- Provided data -

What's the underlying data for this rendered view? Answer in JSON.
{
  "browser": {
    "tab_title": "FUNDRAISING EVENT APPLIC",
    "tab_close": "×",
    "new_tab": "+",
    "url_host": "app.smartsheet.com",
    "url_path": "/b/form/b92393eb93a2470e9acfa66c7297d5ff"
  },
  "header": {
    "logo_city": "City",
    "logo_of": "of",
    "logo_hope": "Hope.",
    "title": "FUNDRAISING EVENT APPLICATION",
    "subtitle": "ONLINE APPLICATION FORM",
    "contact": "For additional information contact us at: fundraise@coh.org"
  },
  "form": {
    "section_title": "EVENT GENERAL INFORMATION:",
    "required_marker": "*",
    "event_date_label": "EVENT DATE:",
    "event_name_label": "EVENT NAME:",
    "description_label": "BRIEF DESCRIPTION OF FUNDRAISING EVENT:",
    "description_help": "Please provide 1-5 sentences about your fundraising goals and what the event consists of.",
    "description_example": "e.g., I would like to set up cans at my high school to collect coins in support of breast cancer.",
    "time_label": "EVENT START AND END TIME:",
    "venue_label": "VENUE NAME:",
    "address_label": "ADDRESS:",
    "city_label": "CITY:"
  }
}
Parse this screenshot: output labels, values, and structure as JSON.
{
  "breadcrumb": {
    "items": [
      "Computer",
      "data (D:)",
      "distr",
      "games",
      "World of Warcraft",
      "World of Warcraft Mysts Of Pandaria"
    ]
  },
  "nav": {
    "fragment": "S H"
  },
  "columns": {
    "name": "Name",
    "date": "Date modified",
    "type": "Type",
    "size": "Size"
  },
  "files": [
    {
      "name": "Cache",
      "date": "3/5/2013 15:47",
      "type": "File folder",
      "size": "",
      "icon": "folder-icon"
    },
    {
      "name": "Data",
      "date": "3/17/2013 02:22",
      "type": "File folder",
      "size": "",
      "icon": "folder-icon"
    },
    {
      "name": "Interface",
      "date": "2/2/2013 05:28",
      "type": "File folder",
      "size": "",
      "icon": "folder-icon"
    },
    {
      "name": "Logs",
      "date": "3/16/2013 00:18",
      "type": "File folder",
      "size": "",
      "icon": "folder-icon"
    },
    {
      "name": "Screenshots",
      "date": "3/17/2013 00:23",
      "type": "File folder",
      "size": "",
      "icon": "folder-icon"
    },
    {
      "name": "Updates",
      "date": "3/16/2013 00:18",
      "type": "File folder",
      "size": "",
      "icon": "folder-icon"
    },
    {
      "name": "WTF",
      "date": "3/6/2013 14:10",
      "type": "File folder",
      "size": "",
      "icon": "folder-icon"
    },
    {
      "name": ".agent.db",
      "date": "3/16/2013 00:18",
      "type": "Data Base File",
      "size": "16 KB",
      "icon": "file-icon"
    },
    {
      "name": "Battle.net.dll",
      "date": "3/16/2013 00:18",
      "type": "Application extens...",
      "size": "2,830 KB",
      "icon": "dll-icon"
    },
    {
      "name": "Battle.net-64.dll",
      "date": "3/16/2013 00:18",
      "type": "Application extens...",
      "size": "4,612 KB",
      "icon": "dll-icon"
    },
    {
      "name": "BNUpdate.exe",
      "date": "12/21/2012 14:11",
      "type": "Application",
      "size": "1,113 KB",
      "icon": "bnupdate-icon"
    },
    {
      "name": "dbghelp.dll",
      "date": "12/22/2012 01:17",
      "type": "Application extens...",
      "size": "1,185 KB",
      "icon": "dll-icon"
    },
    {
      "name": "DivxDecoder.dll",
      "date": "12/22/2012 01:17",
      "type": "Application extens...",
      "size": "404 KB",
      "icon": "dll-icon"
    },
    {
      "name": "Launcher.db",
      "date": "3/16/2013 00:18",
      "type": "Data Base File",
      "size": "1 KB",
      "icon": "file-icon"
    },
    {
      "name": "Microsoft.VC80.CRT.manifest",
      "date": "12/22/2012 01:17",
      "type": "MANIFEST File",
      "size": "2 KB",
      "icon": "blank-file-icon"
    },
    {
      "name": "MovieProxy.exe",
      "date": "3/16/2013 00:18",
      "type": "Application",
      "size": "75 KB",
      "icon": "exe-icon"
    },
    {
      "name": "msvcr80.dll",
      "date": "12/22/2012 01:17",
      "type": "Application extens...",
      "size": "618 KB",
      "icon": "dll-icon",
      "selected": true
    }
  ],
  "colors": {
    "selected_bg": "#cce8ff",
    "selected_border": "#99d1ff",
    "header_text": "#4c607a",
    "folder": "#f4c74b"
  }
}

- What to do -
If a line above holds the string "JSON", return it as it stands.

- Exercise answer -
What's the underlying data for this rendered view? Answer in JSON.
Parse this screenshot: output labels, values, and structure as JSON.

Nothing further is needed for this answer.